* [BRIEF]: From the entries below, copy each line in which the word "JSON" occurs.

* [STORED DATA]:
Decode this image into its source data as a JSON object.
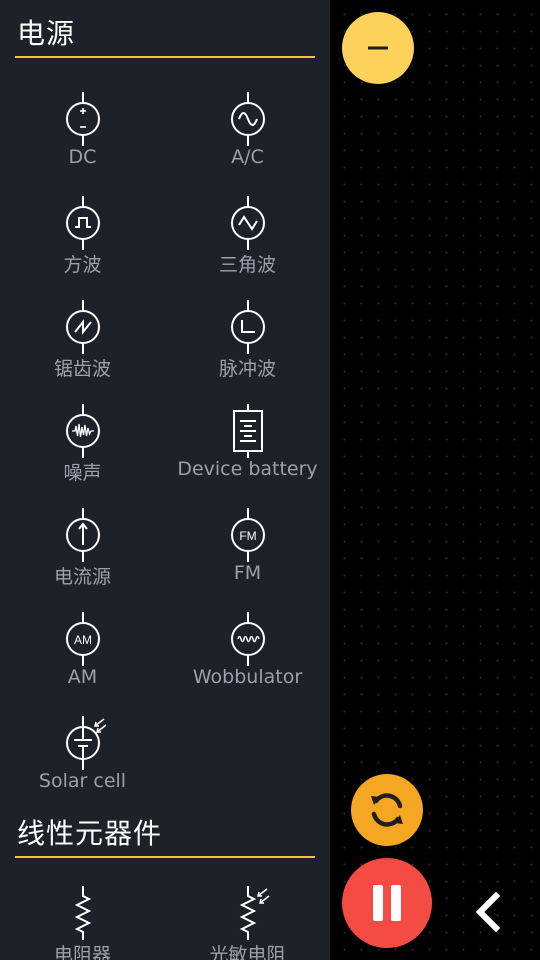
{
  "sections": {
    "power": {
      "title": "电源",
      "items": [
        {
          "label": "DC",
          "icon": "dc-source-icon"
        },
        {
          "label": "A/C",
          "icon": "ac-source-icon"
        },
        {
          "label": "方波",
          "icon": "square-wave-icon"
        },
        {
          "label": "三角波",
          "icon": "triangle-wave-icon"
        },
        {
          "label": "锯齿波",
          "icon": "sawtooth-wave-icon"
        },
        {
          "label": "脉冲波",
          "icon": "pulse-wave-icon"
        },
        {
          "label": "噪声",
          "icon": "noise-source-icon"
        },
        {
          "label": "Device battery",
          "icon": "battery-icon"
        },
        {
          "label": "电流源",
          "icon": "current-source-icon"
        },
        {
          "label": "FM",
          "icon": "fm-source-icon",
          "icon_text": "FM"
        },
        {
          "label": "AM",
          "icon": "am-source-icon",
          "icon_text": "AM"
        },
        {
          "label": "Wobbulator",
          "icon": "wobbulator-icon"
        },
        {
          "label": "Solar cell",
          "icon": "solar-cell-icon"
        }
      ]
    },
    "linear": {
      "title": "线性元器件",
      "items": [
        {
          "label": "电阻器",
          "icon": "resistor-icon"
        },
        {
          "label": "光敏电阻",
          "icon": "photoresistor-icon"
        }
      ]
    }
  },
  "colors": {
    "panel_bg": "#1d2128",
    "accent_yellow": "#f7c335",
    "label_gray": "#9aa1ab",
    "collapse_fab": "#fcd25a",
    "refresh_fab": "#f5a623",
    "pause_fab": "#f44b43"
  },
  "controls": {
    "collapse_icon": "minus-icon",
    "refresh_icon": "refresh-icon",
    "pause_icon": "pause-icon",
    "back_icon": "chevron-left-icon"
  }
}
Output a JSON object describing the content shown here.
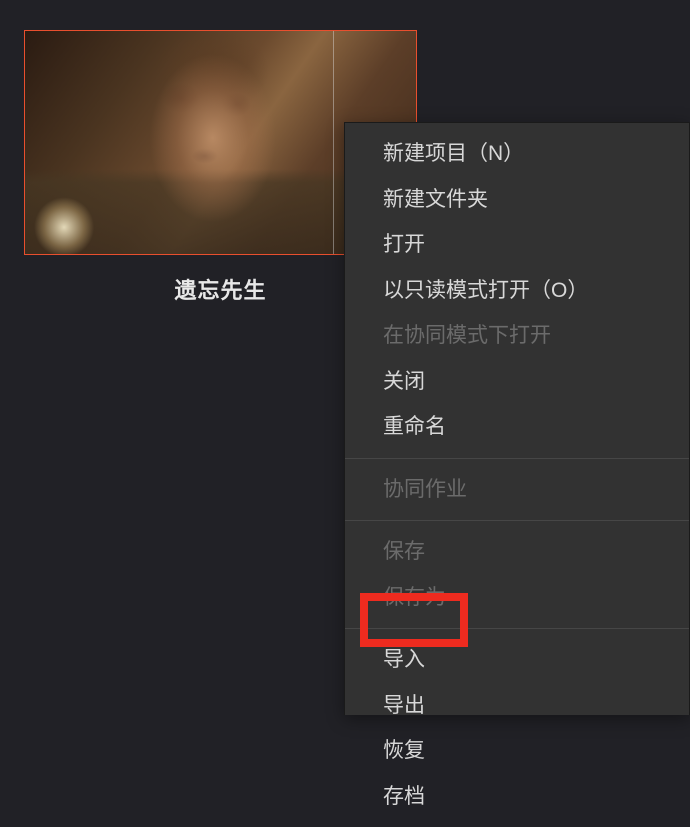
{
  "thumbnail": {
    "title": "遗忘先生"
  },
  "menu": {
    "sections": [
      [
        {
          "label": "新建项目（N）",
          "enabled": true,
          "name": "menu-new-project"
        },
        {
          "label": "新建文件夹",
          "enabled": true,
          "name": "menu-new-folder"
        },
        {
          "label": "打开",
          "enabled": true,
          "name": "menu-open"
        },
        {
          "label": "以只读模式打开（O）",
          "enabled": true,
          "name": "menu-open-readonly"
        },
        {
          "label": "在协同模式下打开",
          "enabled": false,
          "name": "menu-open-collab"
        },
        {
          "label": "关闭",
          "enabled": true,
          "name": "menu-close"
        },
        {
          "label": "重命名",
          "enabled": true,
          "name": "menu-rename"
        }
      ],
      [
        {
          "label": "协同作业",
          "enabled": false,
          "name": "menu-collab-work"
        }
      ],
      [
        {
          "label": "保存",
          "enabled": false,
          "name": "menu-save"
        },
        {
          "label": "保存为",
          "enabled": false,
          "name": "menu-save-as"
        }
      ],
      [
        {
          "label": "导入",
          "enabled": true,
          "name": "menu-import"
        },
        {
          "label": "导出",
          "enabled": true,
          "name": "menu-export"
        },
        {
          "label": "恢复",
          "enabled": true,
          "name": "menu-restore"
        },
        {
          "label": "存档",
          "enabled": true,
          "name": "menu-archive"
        }
      ]
    ]
  },
  "highlighted_item": "menu-export",
  "colors": {
    "background": "#212126",
    "menu_bg": "#323232",
    "selection_border": "#e94f2e",
    "highlight_box": "#ee2b1f",
    "text_enabled": "#d8d8d8",
    "text_disabled": "#6b6b6b"
  }
}
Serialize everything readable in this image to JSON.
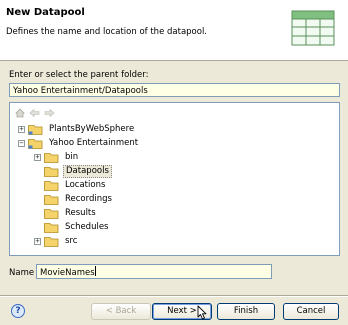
{
  "header": {
    "title": "New Datapool",
    "subtitle": "Defines the name and location of the datapool.",
    "icon": "datapool-table-icon"
  },
  "folder": {
    "prompt": "Enter or select the parent folder:",
    "value": "Yahoo Entertainment/Datapools"
  },
  "tree": {
    "nav_icons": [
      "home-icon",
      "back-arrow-icon",
      "forward-arrow-icon"
    ],
    "nodes": [
      {
        "label": "PlantsByWebSphere",
        "expander": "+",
        "icon": "project-folder-icon"
      },
      {
        "label": "Yahoo Entertainment",
        "expander": "-",
        "icon": "project-folder-icon"
      },
      {
        "label": "bin",
        "expander": "+",
        "icon": "folder-icon"
      },
      {
        "label": "Datapools",
        "expander": "",
        "icon": "folder-icon",
        "selected": true
      },
      {
        "label": "Locations",
        "expander": "",
        "icon": "folder-icon"
      },
      {
        "label": "Recordings",
        "expander": "",
        "icon": "folder-icon"
      },
      {
        "label": "Results",
        "expander": "",
        "icon": "folder-icon"
      },
      {
        "label": "Schedules",
        "expander": "",
        "icon": "folder-icon"
      },
      {
        "label": "src",
        "expander": "+",
        "icon": "folder-icon"
      }
    ]
  },
  "name_field": {
    "label": "Name",
    "value": "MovieNames"
  },
  "buttons": {
    "help": "?",
    "back": "< Back",
    "next": "Next >",
    "finish": "Finish",
    "cancel": "Cancel"
  },
  "colors": {
    "input_bg": "#ffffe6",
    "dialog_bg": "#ece9d8",
    "folder_yellow": "#f4d36b"
  }
}
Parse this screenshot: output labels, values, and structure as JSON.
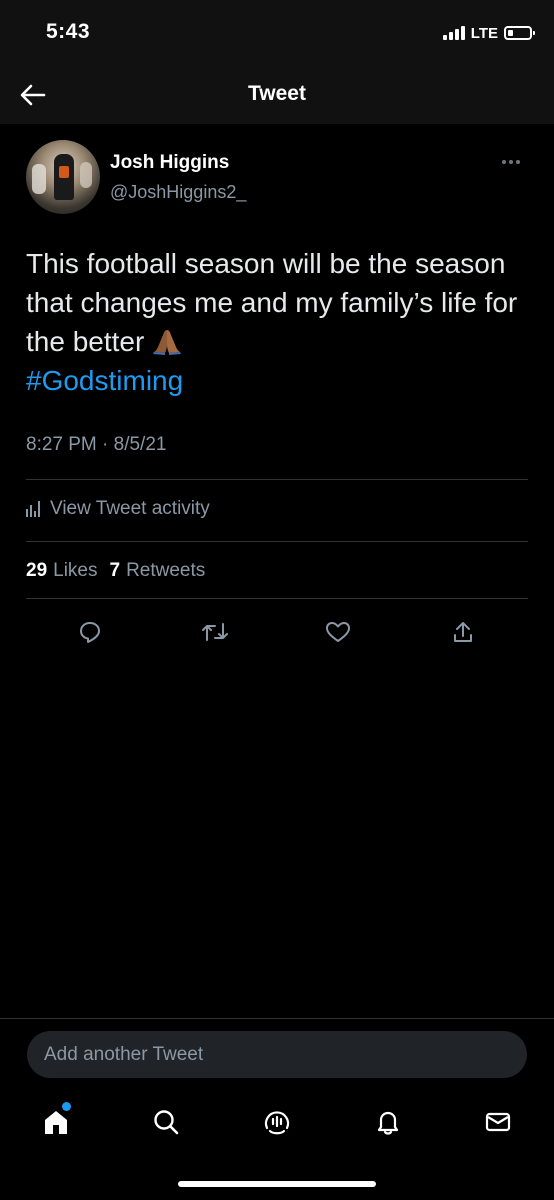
{
  "status_bar": {
    "time": "5:43",
    "network": "LTE"
  },
  "header": {
    "title": "Tweet",
    "back_icon": "arrow-left-icon"
  },
  "tweet": {
    "author": {
      "name": "Josh Higgins",
      "handle": "@JoshHiggins2_"
    },
    "text": "This football season will be the season that changes me and my family’s life for the better ",
    "emoji": "🙏🏾",
    "hashtag": "#Godstiming",
    "timestamp": "8:27 PM · 8/5/21",
    "activity_label": "View Tweet activity",
    "stats": {
      "likes_count": "29",
      "likes_label": "Likes",
      "retweets_count": "7",
      "retweets_label": "Retweets"
    },
    "actions": [
      "reply-icon",
      "retweet-icon",
      "like-icon",
      "share-icon"
    ]
  },
  "compose": {
    "placeholder": "Add another Tweet"
  },
  "tab_bar": {
    "items": [
      "home-icon",
      "search-icon",
      "spaces-icon",
      "notifications-icon",
      "messages-icon"
    ]
  },
  "colors": {
    "background": "#000000",
    "accent": "#1d9bf0",
    "secondary_text": "#8b98a5",
    "divider": "#2f3336"
  }
}
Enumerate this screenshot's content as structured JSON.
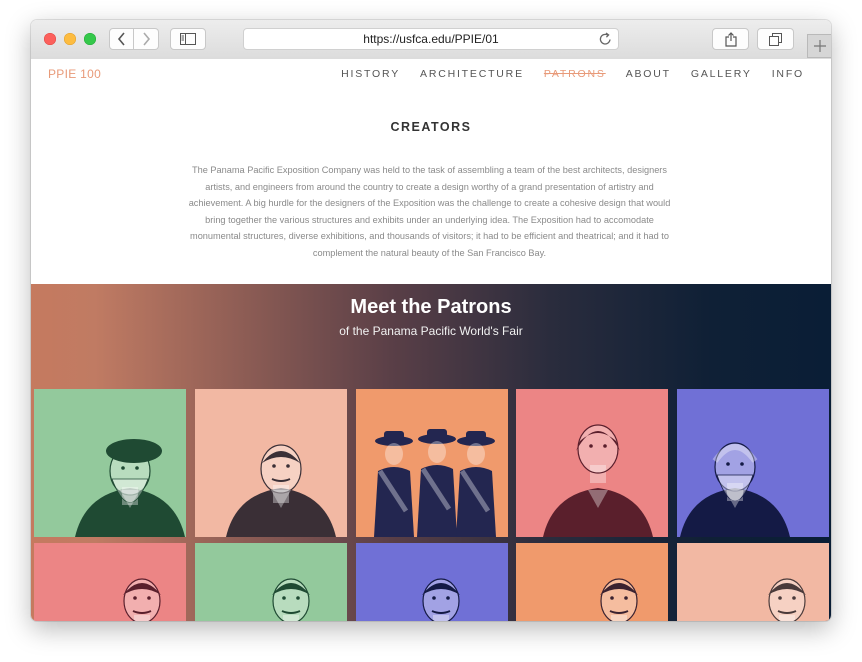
{
  "browser": {
    "url": "https://usfca.edu/PPIE/01"
  },
  "site": {
    "logo": "PPIE 100",
    "nav": [
      {
        "label": "HISTORY"
      },
      {
        "label": "ARCHITECTURE"
      },
      {
        "label": "PATRONS",
        "active": true
      },
      {
        "label": "ABOUT"
      },
      {
        "label": "GALLERY"
      },
      {
        "label": "INFO"
      }
    ]
  },
  "creators": {
    "heading": "CREATORS",
    "lines": [
      "The Panama Pacific Exposition Company was held to the task of assembling a team of the best architects, designers",
      "artists, and engineers from around the country to create a design worthy of a grand presentation of artistry and",
      "achievement. A big hurdle for the designers of the Exposition was the challenge to create a cohesive design that would",
      "bring together the various structures and exhibits under an underlying idea. The Exposition had to accomodate",
      "monumental structures, diverse exhibitions, and thousands of visitors; it had to be efficient and theatrical; and it had to",
      "complement the natural beauty of the San Francisco Bay."
    ]
  },
  "patrons": {
    "title": "Meet the Patrons",
    "subtitle": "of the Panama Pacific World's Fair",
    "tiles": [
      {
        "bg": "#93c99c",
        "fg": "#1f4a33"
      },
      {
        "bg": "#f2b8a3",
        "fg": "#3a2f36"
      },
      {
        "bg": "#f09a6c",
        "fg": "#232650"
      },
      {
        "bg": "#ec8585",
        "fg": "#5a1f2c"
      },
      {
        "bg": "#7070d6",
        "fg": "#141a45"
      },
      {
        "bg": "#ec8585",
        "fg": "#5a1f2c"
      },
      {
        "bg": "#93c99c",
        "fg": "#1f4a33"
      },
      {
        "bg": "#7070d6",
        "fg": "#141a45"
      },
      {
        "bg": "#f09a6c",
        "fg": "#3a2230"
      },
      {
        "bg": "#f2b8a3",
        "fg": "#4a3a3a"
      }
    ]
  }
}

* [TASK OUTPUT]:
Decode this image into its source data as a JSON object.
Output a JSON object describing the content shown here.
Serialize everything readable in this image to JSON.
Parse this screenshot: output labels, values, and structure as JSON.
Enumerate this screenshot's content as structured JSON.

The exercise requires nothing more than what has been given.